CINCINNATI – Kroger Co., the nation's largest traditional grocery chain, is marketing a new milk brand for its cholesterol-reducing ability.
The product, under Kroger's Active Lifestyle brand, is billed as the first national launch of a cholesterol-cutting milk. It adds to the company's expanding lines for consumers of health-conscious and natural/organic foods and the in-house brands the company sees as an important part of its profit growth strategy.
"There's a major trend toward health and wellness in the country," said Linda Severin, Kroger's vice president for corporate brands. "Managing cholesterol is just a key need for many of our customers. This is a way we can help our customers be proactive with their heart health."
The milk uses an ingredient with plant sterols, found naturally in some vegetables, fruits, nuts, and other foods, and recognized by the Food and Drug Administration as potentially helping reduce the risk of heart disease. The CoroWise plant sterols extract, from Minneapolis-based Cargill Inc., already is offered in a range of national brand products from orange juice to granola bars.
Coca-Cola Co. spokesman Ray Crockett said its Minute Maid Heart Wise brand has been a strong seller since the cholesterol-cutting orange juice was rolled out in 2003.
Promised Land Dairy, based in San Antonio, began selling its Y.U.M. (Your Ultimate Milk) brand last fall in Texas, and slowly has added a few other states.
"I knew it was going to be a task to educate the customer to understand that you can have a dairy product that can lower your cholesterol," said Gordon Kuenemann, executive vice president of Promised Land, which also has chocolate and white-chocolate flavors of its cholesterol-cutting brand. "The customers really have been appreciative once they understand it."

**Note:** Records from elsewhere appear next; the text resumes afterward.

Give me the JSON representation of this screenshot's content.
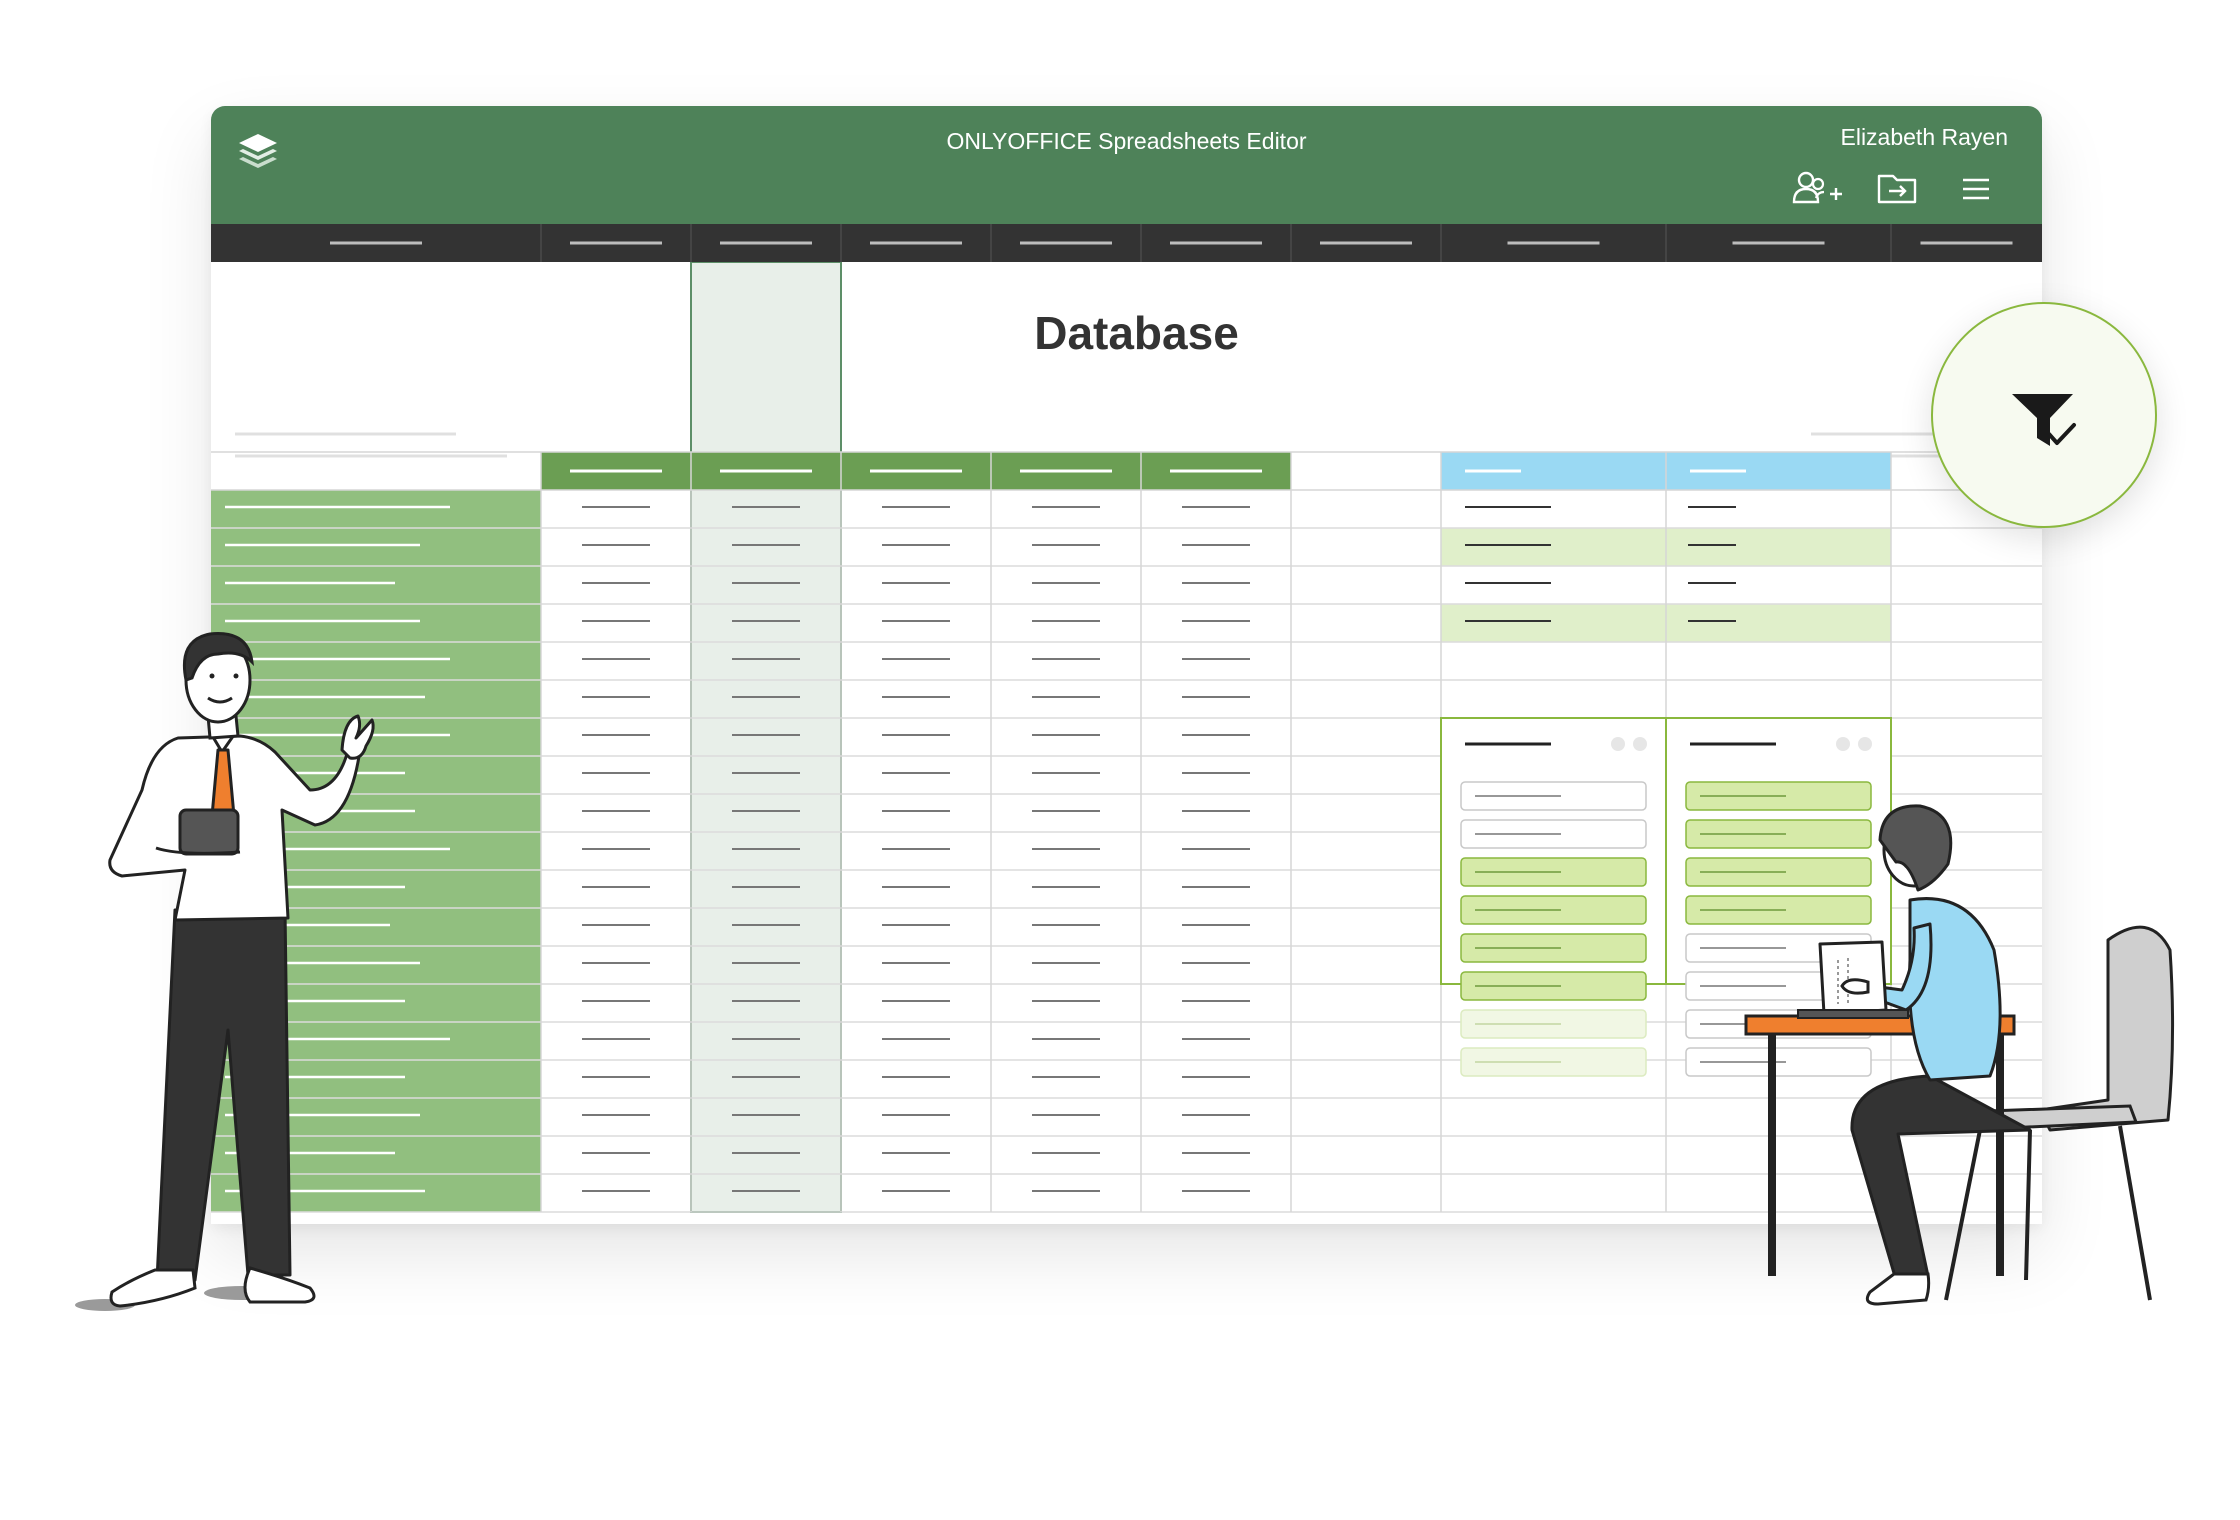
{
  "app": {
    "title": "ONLYOFFICE Spreadsheets Editor",
    "user": "Elizabeth Rayen"
  },
  "toolbar": {
    "icons": [
      "add-user-icon",
      "move-to-folder-icon",
      "menu-icon"
    ]
  },
  "sheet": {
    "title": "Database"
  },
  "filter": {
    "icon": "filter-applied-icon"
  },
  "colors": {
    "header": "#4e8259",
    "column_bar": "#333333",
    "row_header_fill": "#91bf7f",
    "table_header": "#6b9e53",
    "selected_column": "#e8efe9",
    "blue_header": "#9ad9f3",
    "highlight_row": "#e0efca",
    "filter_border": "#8ab83e"
  }
}
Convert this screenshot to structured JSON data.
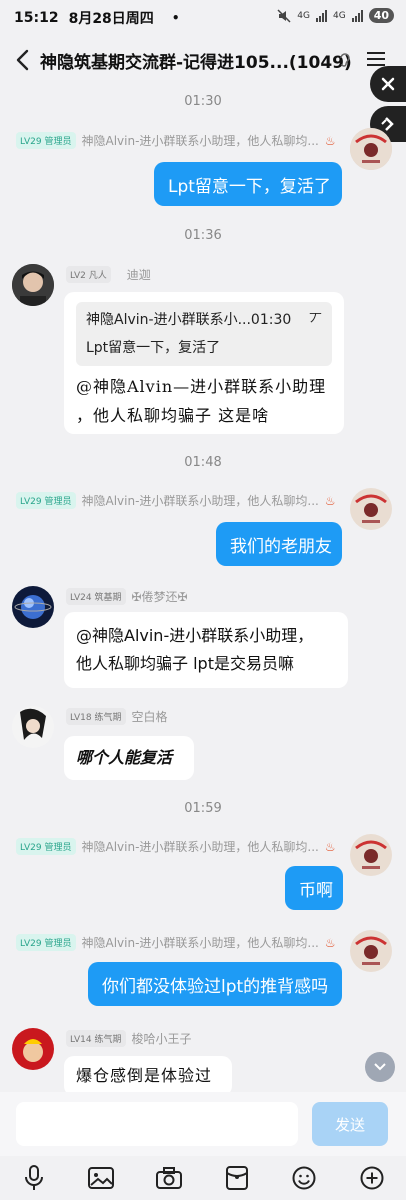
{
  "status": {
    "time": "15:12",
    "date": "8月28日周四",
    "dot": "•",
    "network": "4G",
    "battery": "40"
  },
  "header": {
    "title": "神隐筑基期交流群-记得进105...(1049)"
  },
  "messages": {
    "t1": "01:30",
    "m1_badge": "LV29 管理员",
    "m1_name": "神隐Alvin-进小群联系小助理，他人私聊均...",
    "m1_text": "Lpt留意一下，复活了",
    "t2": "01:36",
    "m2_badge": "LV2 凡人",
    "m2_name": "迪迦",
    "m2_quote_title": "神隐Alvin-进小群联系小...01:30",
    "m2_quote_arrow": "丆",
    "m2_quote_text": "Lpt留意一下，复活了",
    "m2_line1": "@神隐Alvin—进小群联系小助理",
    "m2_line2": "，他人私聊均骗子 这是啥",
    "t3": "01:48",
    "m3_badge": "LV29 管理员",
    "m3_name": "神隐Alvin-进小群联系小助理，他人私聊均...",
    "m3_text": "我们的老朋友",
    "m4_badge": "LV24 筑基期",
    "m4_name": "✠倦梦还✠",
    "m4_line1": "@神隐Alvin-进小群联系小助理，",
    "m4_line2": "他人私聊均骗子 lpt是交易员嘛",
    "m5_badge": "LV18 练气期",
    "m5_name": "空白格",
    "m5_text": "哪个人能复活",
    "t4": "01:59",
    "m6_badge": "LV29 管理员",
    "m6_name": "神隐Alvin-进小群联系小助理，他人私聊均...",
    "m6_text": "币啊",
    "m7_badge": "LV29 管理员",
    "m7_name": "神隐Alvin-进小群联系小助理，他人私聊均...",
    "m7_text": "你们都没体验过lpt的推背感吗",
    "m8_badge": "LV14 练气期",
    "m8_name": "梭哈小王子",
    "m8_text": "爆仓感倒是体验过"
  },
  "input": {
    "placeholder": "",
    "send_label": "发送"
  },
  "colors": {
    "outgoing_bubble": "#1e9bf5",
    "admin_badge": "#2aa58c",
    "background": "#f1f1f3"
  }
}
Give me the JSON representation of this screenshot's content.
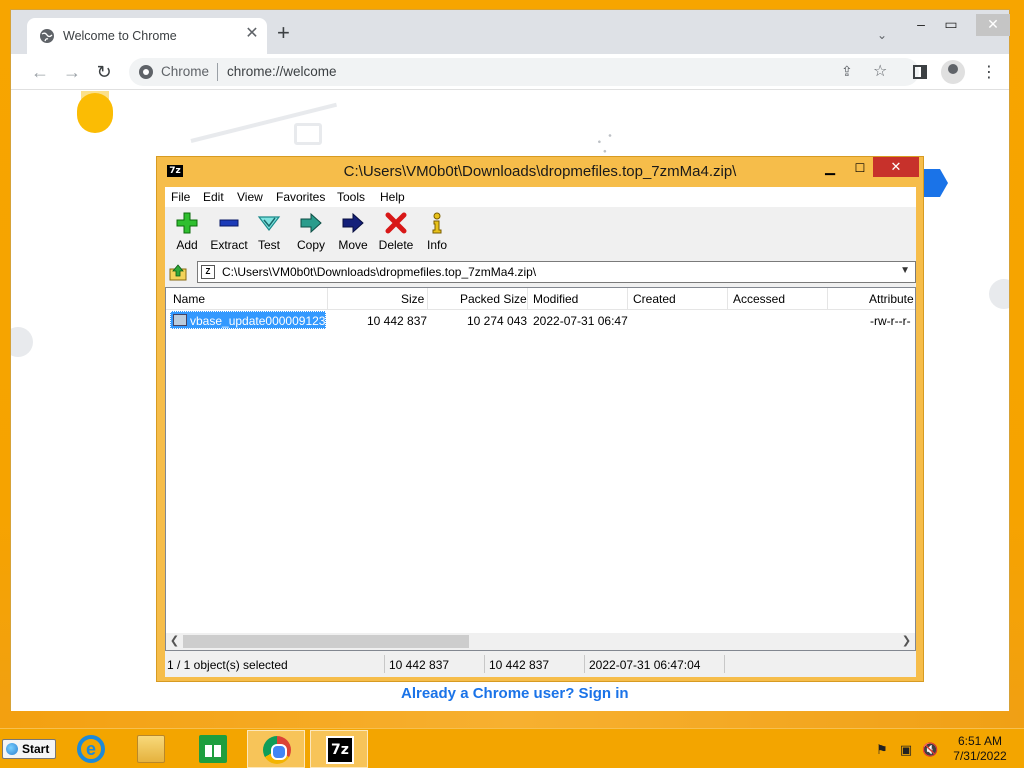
{
  "chrome": {
    "tab_title": "Welcome to Chrome",
    "site_label": "Chrome",
    "url": "chrome://welcome",
    "signin_text": "Already a Chrome user? Sign in"
  },
  "sevenzip": {
    "app_icon": "7z",
    "title": "C:\\Users\\VM0b0t\\Downloads\\dropmefiles.top_7zmMa4.zip\\",
    "menu": [
      "File",
      "Edit",
      "View",
      "Favorites",
      "Tools",
      "Help"
    ],
    "toolbar": {
      "add": "Add",
      "extract": "Extract",
      "test": "Test",
      "copy": "Copy",
      "move": "Move",
      "delete": "Delete",
      "info": "Info"
    },
    "address": "C:\\Users\\VM0b0t\\Downloads\\dropmefiles.top_7zmMa4.zip\\",
    "columns": {
      "name": "Name",
      "size": "Size",
      "packed": "Packed Size",
      "modified": "Modified",
      "created": "Created",
      "accessed": "Accessed",
      "attributes": "Attribute"
    },
    "rows": [
      {
        "name": "vbase_update000009123...",
        "size": "10 442 837",
        "packed": "10 274 043",
        "modified": "2022-07-31 06:47",
        "created": "",
        "accessed": "",
        "attributes": "-rw-r--r-"
      }
    ],
    "status": {
      "selected": "1 / 1 object(s) selected",
      "size": "10 442 837",
      "packed": "10 442 837",
      "modified": "2022-07-31 06:47:04"
    }
  },
  "taskbar": {
    "start_label": "Start",
    "time": "6:51 AM",
    "date": "7/31/2022"
  }
}
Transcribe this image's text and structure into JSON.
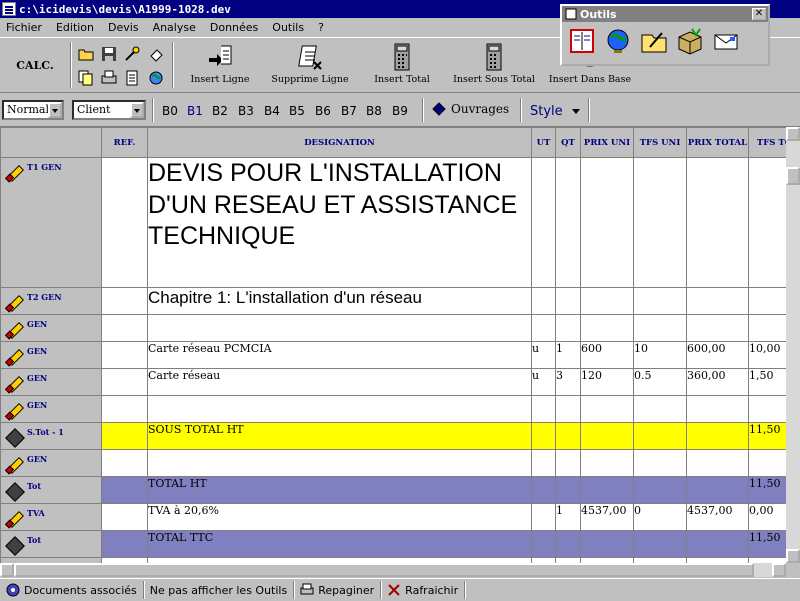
{
  "window": {
    "title": "c:\\icidevis\\devis\\A1999-1028.dev"
  },
  "menu": [
    "Fichier",
    "Edition",
    "Devis",
    "Analyse",
    "Données",
    "Outils",
    "?"
  ],
  "toolbar": {
    "calc_label": "CALC.",
    "buttons": [
      "Insert Ligne",
      "Supprime Ligne",
      "Insert Total",
      "Insert Sous Total",
      "Insert Dans Base"
    ]
  },
  "formatbar": {
    "style_value": "Normal",
    "client_value": "Client",
    "b_buttons": [
      "B0",
      "B1",
      "B2",
      "B3",
      "B4",
      "B5",
      "B6",
      "B7",
      "B8",
      "B9"
    ],
    "ouvrages_label": "Ouvrages",
    "style_label": "Style"
  },
  "columns": [
    "",
    "REF.",
    "DESIGNATION",
    "UT",
    "QT",
    "PRIX UNI",
    "TFS UNI",
    "PRIX TOTAL",
    "TFS TO"
  ],
  "rows": [
    {
      "type": "T1 GEN",
      "ref": "",
      "designation": "DEVIS POUR L'INSTALLATION D'UN RESEAU ET ASSISTANCE TECHNIQUE",
      "ut": "",
      "qt": "",
      "prix_uni": "",
      "tfs_uni": "",
      "prix_total": "",
      "tfs_total": ""
    },
    {
      "type": "T2 GEN",
      "ref": "",
      "designation": "Chapitre 1: L'installation d'un réseau",
      "ut": "",
      "qt": "",
      "prix_uni": "",
      "tfs_uni": "",
      "prix_total": "",
      "tfs_total": ""
    },
    {
      "type": "GEN",
      "ref": "",
      "designation": "",
      "ut": "",
      "qt": "",
      "prix_uni": "",
      "tfs_uni": "",
      "prix_total": "",
      "tfs_total": ""
    },
    {
      "type": "GEN",
      "ref": "",
      "designation": "Carte réseau PCMCIA",
      "ut": "u",
      "qt": "1",
      "prix_uni": "600",
      "tfs_uni": "10",
      "prix_total": "600,00",
      "tfs_total": "10,00"
    },
    {
      "type": "GEN",
      "ref": "",
      "designation": "Carte réseau",
      "ut": "u",
      "qt": "3",
      "prix_uni": "120",
      "tfs_uni": "0.5",
      "prix_total": "360,00",
      "tfs_total": "1,50"
    },
    {
      "type": "GEN",
      "ref": "",
      "designation": "",
      "ut": "",
      "qt": "",
      "prix_uni": "",
      "tfs_uni": "",
      "prix_total": "",
      "tfs_total": ""
    },
    {
      "type": "S.Tot - 1",
      "ref": "",
      "designation": "SOUS TOTAL HT",
      "ut": "",
      "qt": "",
      "prix_uni": "",
      "tfs_uni": "",
      "prix_total": "",
      "tfs_total": "11,50"
    },
    {
      "type": "GEN",
      "ref": "",
      "designation": "",
      "ut": "",
      "qt": "",
      "prix_uni": "",
      "tfs_uni": "",
      "prix_total": "",
      "tfs_total": ""
    },
    {
      "type": "Tot",
      "ref": "",
      "designation": "TOTAL HT",
      "ut": "",
      "qt": "",
      "prix_uni": "",
      "tfs_uni": "",
      "prix_total": "",
      "tfs_total": "11,50"
    },
    {
      "type": "TVA",
      "ref": "",
      "designation": "TVA à 20,6%",
      "ut": "",
      "qt": "1",
      "prix_uni": "4537,00",
      "tfs_uni": "0",
      "prix_total": "4537,00",
      "tfs_total": "0,00"
    },
    {
      "type": "Tot",
      "ref": "",
      "designation": "TOTAL TTC",
      "ut": "",
      "qt": "",
      "prix_uni": "",
      "tfs_uni": "",
      "prix_total": "",
      "tfs_total": "11,50"
    },
    {
      "type": "GEN",
      "ref": "",
      "designation": "",
      "ut": "",
      "qt": "",
      "prix_uni": "",
      "tfs_uni": "",
      "prix_total": "",
      "tfs_total": ""
    }
  ],
  "statusbar": [
    "Documents associés",
    "Ne pas afficher les Outils",
    "Repaginer",
    "Rafraichir"
  ],
  "outils_window": {
    "title": "Outils",
    "close": "✕"
  },
  "colors": {
    "subtotal_row": "#ffff00",
    "total_row": "#8080c0",
    "titlebar": "#000080"
  }
}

Lower-fat and fat-free milk sales have been increasing, while whole-milk sales have been on a decline, according to U.S. Agriculture Department statistics.
"I'll be interested to see how well this does," Jim Dudlicek, editor of Dairy Field magazine, said of the new Kroger milk. "This really is the next big growth area for dairy foods, as a carrier of functional ingredients."
Kroger has been giving taste tests in stores where it's already available, including its home Cincinnati region, while selling the Active Lifestyle milk at the same price as its other milk brands.
Steve Whittaker popped a half-gallon of it into his shopping cart after a sample Wednesday morning at the Hyde Park neighborhood store.
"I'm interested in the fact it can lower cholesterol," said Whittaker, 48, who said he keeps an eye on his cholesterol rates. "We'll see how that works."
Mike Wirth, 65, was also intrigued.
"Considering I've had a triple bypass," he explained, sipping a paper cup of the milk.
Kroger has been both steadily expanding its Nature's Market store sections, with organic and natural foods, and its in-house, or corporate, brands.
Severin said corporate brand sales are growing rapidly, and now account for nearly one-fourth of Kroger's grocery sales.
In a conference call with analysts on Tuesday, Kroger executives said the in-house brands help boost profit margins and often do particularly well during periods such as now when many food prices are going up, because they are usually priced lower than national brands.
"We now have more than 10,000 private label products available only in Kroger's family of stores and have plans to continue to expand this successful area of our business," said David B. Dillon, Kroger's chairman and chief executive.
Kroger operates 2,458 supermarkets and multi-department stores in 31 states, under two dozen local banners that include Ralphs, Fred Meyer, Food 4 Less, King Soopers, Smith's, Fry's, Dillons, QFC and City Market.